John Williams is probably the most widely recognized composer in the present day, owing to his broad popular appeal. With an incredible catalogue of more than a hundred scores for feature films, as well as several concertos and other large-scale works. His film scores, many of which are among the most popular of all time, have spread his trademark romantic sensibilities and grandiose symphonic style into the living rooms and hearts of hundreds of millions of people.


Williams holds more Academy Award nominations than any other living person, with an impressive 49, in addition to his 14 honorary degrees from American Universities, over 20 Grammy Awards and a National Medal of Arts. In all of his works from the beginning of his career until well into the 21st century, Williams continues to demonstrate an extraordinary flair for melody and orchestration, and a keen eye for maintaining tension and drama. For these reasons he is rightfully ranked among the greatest and most influential of film composers.



 Steve Reich


Steve Reich is famous for his pioneering work in what has come to be known as the minimalist style. Beginning with tape loops and later turning to live instruments, his work is characterised by its clear compositional processes, magnified by repetition and gradual development.


Steve Reich was awarded the Pulitzer Prize in 2009 for the composition Double Sextet (2007) and Grammy awards for Different Trains and Music for 18 Musicians. His compositional language and techniques have proven hugely influential, reaching into genres far removed from what is traditionally considered classical music. Much like other experimental music of the era, Reich’s music is concerned with the beauty and subtlety of musical process, but, uniquely inspired by machines and the modern world, his music has taken on a pulse and vitality all of its own.





Aaron Copland


Aaron Copland is one of the most revered composers in the history of American music. He was renowned for his ability to simultaneously evoke the broad expanses of the American frontier and the teeming commotion of his native New York. He composed in a lyrical manner, with a folk-like populism. His distinctive sound came to be known as the Americana style, which has been synonymous with the sound of America.


One of Copland’s lifelong goals was to create classical music for the masses that was unpretentious and accessible. Copland commented, “I occasionally had the strange sensation of being divided in half—the austere, intellectual modernist on the one side; the accessible, popular composer on the other.” This was a struggle that many classical composers faced, but by the mid-1940s Copland had chosen his path and was regularly writing works that proved accessible and popular.
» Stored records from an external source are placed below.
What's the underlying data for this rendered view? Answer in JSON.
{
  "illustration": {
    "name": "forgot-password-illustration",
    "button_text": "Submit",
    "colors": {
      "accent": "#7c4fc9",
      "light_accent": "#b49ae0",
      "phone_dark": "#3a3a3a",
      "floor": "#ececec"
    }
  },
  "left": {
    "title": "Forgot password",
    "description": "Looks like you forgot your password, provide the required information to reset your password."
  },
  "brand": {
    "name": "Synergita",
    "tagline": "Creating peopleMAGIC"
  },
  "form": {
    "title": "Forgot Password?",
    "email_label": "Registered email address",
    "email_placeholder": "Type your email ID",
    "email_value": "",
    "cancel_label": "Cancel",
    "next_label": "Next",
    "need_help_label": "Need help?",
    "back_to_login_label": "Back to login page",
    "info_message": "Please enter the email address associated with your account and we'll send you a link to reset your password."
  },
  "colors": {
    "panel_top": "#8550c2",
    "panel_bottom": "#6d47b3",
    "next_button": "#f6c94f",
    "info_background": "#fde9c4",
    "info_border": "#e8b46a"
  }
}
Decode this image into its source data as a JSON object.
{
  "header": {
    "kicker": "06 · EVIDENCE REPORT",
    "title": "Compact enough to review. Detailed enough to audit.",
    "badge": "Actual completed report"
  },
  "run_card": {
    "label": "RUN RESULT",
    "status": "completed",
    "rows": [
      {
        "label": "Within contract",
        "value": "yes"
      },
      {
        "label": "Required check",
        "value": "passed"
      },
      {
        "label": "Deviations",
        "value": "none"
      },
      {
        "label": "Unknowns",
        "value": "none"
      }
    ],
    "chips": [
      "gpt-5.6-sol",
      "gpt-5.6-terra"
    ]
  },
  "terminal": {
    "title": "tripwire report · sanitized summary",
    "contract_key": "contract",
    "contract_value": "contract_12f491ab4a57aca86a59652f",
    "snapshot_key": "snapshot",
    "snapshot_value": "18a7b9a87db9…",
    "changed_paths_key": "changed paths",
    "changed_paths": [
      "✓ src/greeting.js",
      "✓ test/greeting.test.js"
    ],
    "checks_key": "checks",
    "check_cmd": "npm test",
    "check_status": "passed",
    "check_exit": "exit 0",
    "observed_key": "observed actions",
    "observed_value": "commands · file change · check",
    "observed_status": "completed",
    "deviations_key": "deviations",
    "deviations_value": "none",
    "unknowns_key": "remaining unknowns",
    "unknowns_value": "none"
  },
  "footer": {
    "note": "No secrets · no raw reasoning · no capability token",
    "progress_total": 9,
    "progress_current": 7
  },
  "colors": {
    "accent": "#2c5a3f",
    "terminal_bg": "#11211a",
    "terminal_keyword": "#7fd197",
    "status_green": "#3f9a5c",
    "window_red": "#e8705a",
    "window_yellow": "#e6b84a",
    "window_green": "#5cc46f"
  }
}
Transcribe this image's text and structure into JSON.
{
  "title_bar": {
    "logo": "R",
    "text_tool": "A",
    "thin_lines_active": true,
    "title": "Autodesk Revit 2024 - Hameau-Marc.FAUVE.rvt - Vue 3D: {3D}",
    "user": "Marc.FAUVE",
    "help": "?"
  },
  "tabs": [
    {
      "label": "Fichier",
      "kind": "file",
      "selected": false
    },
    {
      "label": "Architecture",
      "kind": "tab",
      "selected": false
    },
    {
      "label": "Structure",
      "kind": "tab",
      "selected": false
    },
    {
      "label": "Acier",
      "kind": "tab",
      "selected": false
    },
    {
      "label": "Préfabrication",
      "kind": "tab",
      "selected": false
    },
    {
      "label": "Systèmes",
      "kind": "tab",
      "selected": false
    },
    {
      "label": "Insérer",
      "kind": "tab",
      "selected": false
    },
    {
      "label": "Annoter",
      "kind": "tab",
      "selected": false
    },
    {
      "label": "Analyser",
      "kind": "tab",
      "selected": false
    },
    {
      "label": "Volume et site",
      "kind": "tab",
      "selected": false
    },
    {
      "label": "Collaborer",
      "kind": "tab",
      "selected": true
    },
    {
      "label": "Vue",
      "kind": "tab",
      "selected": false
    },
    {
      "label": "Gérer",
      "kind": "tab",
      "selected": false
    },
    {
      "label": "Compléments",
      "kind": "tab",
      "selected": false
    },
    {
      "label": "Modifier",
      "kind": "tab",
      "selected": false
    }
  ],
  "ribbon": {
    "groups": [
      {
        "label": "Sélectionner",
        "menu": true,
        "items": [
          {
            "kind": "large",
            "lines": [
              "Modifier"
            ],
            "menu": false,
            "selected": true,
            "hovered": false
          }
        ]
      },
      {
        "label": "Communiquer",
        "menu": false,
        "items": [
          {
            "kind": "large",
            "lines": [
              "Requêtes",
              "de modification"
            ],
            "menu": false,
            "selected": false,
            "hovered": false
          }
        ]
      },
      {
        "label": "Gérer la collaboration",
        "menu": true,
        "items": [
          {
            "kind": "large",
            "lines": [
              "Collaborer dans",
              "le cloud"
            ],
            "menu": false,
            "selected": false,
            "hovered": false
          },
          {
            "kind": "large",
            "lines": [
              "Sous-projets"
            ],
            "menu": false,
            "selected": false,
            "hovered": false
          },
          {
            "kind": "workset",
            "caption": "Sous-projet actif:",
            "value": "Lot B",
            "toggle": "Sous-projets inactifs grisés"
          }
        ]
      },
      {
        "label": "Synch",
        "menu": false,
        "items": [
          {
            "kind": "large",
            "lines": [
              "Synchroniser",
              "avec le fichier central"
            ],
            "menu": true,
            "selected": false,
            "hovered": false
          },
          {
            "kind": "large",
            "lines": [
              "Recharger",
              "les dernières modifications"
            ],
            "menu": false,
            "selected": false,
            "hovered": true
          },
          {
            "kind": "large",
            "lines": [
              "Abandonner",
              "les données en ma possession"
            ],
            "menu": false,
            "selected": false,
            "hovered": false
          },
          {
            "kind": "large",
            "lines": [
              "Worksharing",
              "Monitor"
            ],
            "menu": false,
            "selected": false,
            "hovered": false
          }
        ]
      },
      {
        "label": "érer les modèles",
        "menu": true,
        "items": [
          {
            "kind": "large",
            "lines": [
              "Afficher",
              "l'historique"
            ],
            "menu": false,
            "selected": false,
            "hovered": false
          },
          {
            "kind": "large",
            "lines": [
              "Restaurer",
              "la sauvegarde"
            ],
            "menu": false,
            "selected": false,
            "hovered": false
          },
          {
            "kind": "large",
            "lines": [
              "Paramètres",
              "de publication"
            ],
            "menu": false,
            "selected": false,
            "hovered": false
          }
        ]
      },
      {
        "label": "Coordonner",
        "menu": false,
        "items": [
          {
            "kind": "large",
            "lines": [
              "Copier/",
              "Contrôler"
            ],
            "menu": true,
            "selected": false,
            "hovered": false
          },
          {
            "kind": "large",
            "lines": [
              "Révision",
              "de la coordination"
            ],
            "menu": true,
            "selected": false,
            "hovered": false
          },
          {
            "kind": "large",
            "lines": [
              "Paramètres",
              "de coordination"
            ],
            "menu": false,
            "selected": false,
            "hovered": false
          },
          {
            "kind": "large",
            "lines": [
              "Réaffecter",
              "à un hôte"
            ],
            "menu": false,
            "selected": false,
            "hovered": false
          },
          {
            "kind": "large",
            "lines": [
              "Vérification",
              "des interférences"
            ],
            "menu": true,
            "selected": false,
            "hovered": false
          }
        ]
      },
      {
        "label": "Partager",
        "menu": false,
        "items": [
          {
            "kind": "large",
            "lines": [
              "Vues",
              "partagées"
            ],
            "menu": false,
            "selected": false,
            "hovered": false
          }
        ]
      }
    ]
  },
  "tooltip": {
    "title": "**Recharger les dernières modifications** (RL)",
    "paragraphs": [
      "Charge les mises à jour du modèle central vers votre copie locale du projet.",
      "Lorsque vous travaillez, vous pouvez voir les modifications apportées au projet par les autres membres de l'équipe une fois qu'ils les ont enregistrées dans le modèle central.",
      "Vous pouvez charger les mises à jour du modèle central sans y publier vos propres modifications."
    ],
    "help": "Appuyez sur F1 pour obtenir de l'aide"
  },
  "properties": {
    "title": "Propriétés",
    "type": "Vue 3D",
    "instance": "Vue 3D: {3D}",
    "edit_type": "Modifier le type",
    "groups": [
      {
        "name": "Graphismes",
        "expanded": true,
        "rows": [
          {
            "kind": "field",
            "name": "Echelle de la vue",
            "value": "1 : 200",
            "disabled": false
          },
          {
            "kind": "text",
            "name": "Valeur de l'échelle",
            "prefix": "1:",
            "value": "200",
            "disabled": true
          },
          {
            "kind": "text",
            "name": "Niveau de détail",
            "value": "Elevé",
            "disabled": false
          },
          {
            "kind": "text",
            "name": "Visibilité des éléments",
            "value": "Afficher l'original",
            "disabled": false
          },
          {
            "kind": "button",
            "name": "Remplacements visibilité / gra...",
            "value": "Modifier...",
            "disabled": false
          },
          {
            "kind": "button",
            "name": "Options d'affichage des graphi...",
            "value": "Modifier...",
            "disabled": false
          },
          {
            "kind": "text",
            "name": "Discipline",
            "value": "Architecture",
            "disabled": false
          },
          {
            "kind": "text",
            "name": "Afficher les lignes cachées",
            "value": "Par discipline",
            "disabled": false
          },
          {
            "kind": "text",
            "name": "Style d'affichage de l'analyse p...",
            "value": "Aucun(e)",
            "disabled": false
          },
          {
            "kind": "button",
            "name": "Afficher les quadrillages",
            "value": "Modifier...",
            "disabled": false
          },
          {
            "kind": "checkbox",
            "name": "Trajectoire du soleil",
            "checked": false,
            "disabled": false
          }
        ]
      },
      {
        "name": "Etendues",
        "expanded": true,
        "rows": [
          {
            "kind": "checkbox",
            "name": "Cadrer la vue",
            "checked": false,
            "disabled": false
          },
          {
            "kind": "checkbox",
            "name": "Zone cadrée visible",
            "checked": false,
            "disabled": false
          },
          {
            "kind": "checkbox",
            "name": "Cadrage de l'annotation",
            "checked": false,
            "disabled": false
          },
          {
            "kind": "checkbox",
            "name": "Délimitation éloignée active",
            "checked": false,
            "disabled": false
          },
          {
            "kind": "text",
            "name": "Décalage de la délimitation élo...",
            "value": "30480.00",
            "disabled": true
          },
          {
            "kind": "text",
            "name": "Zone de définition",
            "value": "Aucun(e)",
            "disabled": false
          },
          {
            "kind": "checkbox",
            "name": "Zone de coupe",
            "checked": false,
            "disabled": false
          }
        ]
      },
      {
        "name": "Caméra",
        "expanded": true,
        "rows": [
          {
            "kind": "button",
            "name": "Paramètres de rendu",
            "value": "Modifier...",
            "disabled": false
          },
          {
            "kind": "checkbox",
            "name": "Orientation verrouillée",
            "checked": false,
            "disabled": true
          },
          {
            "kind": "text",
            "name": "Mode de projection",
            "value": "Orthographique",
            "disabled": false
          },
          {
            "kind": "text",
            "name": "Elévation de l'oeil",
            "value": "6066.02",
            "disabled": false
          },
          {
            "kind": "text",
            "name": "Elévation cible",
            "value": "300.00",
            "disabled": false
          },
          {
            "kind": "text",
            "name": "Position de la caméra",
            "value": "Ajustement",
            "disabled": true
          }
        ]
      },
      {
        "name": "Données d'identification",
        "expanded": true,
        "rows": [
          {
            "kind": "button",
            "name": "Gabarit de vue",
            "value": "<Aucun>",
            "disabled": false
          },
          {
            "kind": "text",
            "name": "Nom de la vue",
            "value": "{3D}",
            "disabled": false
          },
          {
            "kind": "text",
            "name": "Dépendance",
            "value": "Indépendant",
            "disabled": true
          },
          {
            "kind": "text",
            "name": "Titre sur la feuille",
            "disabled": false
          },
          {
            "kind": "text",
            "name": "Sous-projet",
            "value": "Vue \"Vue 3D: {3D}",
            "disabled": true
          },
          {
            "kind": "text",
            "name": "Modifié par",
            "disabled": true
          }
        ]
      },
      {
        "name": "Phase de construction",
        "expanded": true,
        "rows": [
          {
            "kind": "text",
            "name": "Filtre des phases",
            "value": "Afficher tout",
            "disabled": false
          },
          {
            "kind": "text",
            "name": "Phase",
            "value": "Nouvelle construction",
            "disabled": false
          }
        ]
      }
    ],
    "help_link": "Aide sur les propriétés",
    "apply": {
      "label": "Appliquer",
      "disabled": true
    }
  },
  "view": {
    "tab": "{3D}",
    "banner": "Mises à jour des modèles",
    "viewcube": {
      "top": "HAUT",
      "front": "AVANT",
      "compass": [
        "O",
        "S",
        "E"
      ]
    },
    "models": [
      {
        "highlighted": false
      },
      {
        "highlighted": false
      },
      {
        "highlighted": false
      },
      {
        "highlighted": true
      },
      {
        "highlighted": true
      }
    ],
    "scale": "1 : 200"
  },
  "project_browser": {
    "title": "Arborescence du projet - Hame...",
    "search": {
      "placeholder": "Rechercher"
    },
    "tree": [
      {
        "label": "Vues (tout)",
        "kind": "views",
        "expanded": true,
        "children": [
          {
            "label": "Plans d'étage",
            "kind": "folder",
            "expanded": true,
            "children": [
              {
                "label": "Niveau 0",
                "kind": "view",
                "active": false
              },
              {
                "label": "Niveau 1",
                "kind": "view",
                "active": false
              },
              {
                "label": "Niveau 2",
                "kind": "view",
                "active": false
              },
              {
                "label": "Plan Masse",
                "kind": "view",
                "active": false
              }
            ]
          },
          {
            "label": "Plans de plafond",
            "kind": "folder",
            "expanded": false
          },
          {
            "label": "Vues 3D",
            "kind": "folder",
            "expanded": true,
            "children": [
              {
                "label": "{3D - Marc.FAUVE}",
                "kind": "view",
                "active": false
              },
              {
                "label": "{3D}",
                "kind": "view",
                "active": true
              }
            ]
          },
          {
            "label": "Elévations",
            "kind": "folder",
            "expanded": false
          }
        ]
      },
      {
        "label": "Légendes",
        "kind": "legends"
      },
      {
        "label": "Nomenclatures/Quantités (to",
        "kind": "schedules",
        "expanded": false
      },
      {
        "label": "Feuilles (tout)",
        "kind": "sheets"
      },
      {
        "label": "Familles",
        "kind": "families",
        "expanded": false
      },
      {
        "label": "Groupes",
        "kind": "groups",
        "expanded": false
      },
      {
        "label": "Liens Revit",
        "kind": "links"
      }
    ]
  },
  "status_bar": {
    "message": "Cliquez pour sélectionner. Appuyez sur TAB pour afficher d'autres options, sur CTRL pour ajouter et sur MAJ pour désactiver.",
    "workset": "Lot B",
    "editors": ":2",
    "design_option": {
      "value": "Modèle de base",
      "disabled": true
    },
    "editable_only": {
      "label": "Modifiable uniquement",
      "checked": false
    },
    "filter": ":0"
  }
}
As Stravinsky famously put it: "Why call Copland a great American composer? He's a great composer."



Rachel Deloughry